GARY | Many dark corners of local government in Lake County have been home to corrupt public officials over the years, and Calumet Township is no exception.
Will Smith Jr., who worked from 1997 to 2001 as a township assistant deputy earning an annual salary of $26,288, was convicted in 2007 by a federal jury in Hammond for filing a false income tax return as part a tax avoidance scheme unrelated to his township work. He served a 15-month sentence.
Ezell Cooper, who was as a claims fraud investigator for the township between 1989 to 2005, pleaded guilty in 1990 to embezzling money from the United Steelworkers Union Local 1014 while he was its financial secretary. Cooper received probation.
Both Smith and Cooper worked for Dozier Allen Jr., who had served 32 years as trustee. Federal authorities investigated Allen himself on more than one occasion.
The U.S. Attorney's office alleged Allen was suspected of filching more than $63,000 between 1998 and 2000 from a state grant meant to move township residents off welfare. In 2000, Allen bought a new Ford F-250 truck and then sold it eight months later to the township for $24,950 in an apparent conflict of interest. No charges were ever filed over those matters though.
The U.S. Attorney's office did charge Allen and three of his closest former deputies five years after voters removed him from office, indicting Allen and his former deputies on charges of defrauding the township in connection with another state grant of public money.
Allen's charges originated at a time when Indiana was in danger of losing $15 million in federal job training grants unless the state could obtain township assistance records proving the severity of local unemployment and poverty.
While other township trustees gave state officials the needed data, Allen insisted the state pay for his information. The state agreed to do so on condition he prove the money was used to reimburse his employees for the extra work to satisfy the state's information needs.
Allen never provided proof of his staff's extra work, and federal prosecutors said it was later discovered that Winfo Data Systems -- a longtime information technology contractor for the county -- was able to produce the information the state needed with only a few key strokes.
Nevertheless, Allen's administration billed the state, and "instead of directing this money to the office, the defendants pocketed the bounty themselves. The defendants did nothing to earn these spoils," the 7th U.S. Circuit Court of Appeals wrote recently after reviewing and affirming Allen's public corruption conviction.
Federal prosecutors said Allen pocketed $28,000, while township employees Wanda Joshua received $51,000, Ann Marie Karras received $38,000 and Albert Young Jr. received $26,000 from the grant.
The appeals court noted Allen's scheme unraveled when Lake County Commissioner Roosevelt Allen -- Dozier Allen's second cousin and a township board member at the time -- publicly questioned whether Dozier Allen had the authority to pay himself more money than his annual salary. The State Board of Accounts then investigated.

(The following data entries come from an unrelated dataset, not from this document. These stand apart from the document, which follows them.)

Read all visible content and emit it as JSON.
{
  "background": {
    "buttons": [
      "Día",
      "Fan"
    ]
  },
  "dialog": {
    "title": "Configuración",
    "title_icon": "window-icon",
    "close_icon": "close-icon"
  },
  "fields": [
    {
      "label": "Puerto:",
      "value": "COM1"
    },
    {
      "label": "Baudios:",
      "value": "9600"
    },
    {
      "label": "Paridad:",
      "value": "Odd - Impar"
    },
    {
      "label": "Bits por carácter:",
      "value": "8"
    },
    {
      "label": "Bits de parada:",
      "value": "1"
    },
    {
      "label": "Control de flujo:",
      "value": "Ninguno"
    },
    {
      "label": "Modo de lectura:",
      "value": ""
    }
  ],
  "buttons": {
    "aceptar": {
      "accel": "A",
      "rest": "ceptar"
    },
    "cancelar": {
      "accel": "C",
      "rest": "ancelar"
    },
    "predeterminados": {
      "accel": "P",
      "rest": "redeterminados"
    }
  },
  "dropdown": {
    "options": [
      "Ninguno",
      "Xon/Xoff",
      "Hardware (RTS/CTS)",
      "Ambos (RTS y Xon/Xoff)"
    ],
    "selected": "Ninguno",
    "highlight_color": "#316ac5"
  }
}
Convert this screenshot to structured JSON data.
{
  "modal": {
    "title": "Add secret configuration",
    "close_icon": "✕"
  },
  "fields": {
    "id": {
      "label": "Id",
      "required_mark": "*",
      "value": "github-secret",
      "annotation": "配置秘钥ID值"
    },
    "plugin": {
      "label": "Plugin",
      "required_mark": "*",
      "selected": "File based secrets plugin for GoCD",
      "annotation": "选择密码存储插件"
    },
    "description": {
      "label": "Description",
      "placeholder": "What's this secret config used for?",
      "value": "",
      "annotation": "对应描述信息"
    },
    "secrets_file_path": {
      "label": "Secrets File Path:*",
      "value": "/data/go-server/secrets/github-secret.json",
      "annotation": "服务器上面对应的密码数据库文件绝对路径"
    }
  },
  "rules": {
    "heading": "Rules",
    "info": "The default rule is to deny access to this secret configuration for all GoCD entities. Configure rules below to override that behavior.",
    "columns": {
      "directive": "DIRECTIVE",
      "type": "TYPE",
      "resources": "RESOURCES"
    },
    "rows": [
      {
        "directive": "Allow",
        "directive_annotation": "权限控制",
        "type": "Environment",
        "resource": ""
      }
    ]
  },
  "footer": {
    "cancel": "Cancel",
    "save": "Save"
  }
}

Defense lawyers argued the payments were legal and above-board, but a jury found otherwise. Dozier Allen served an 18-month sentence.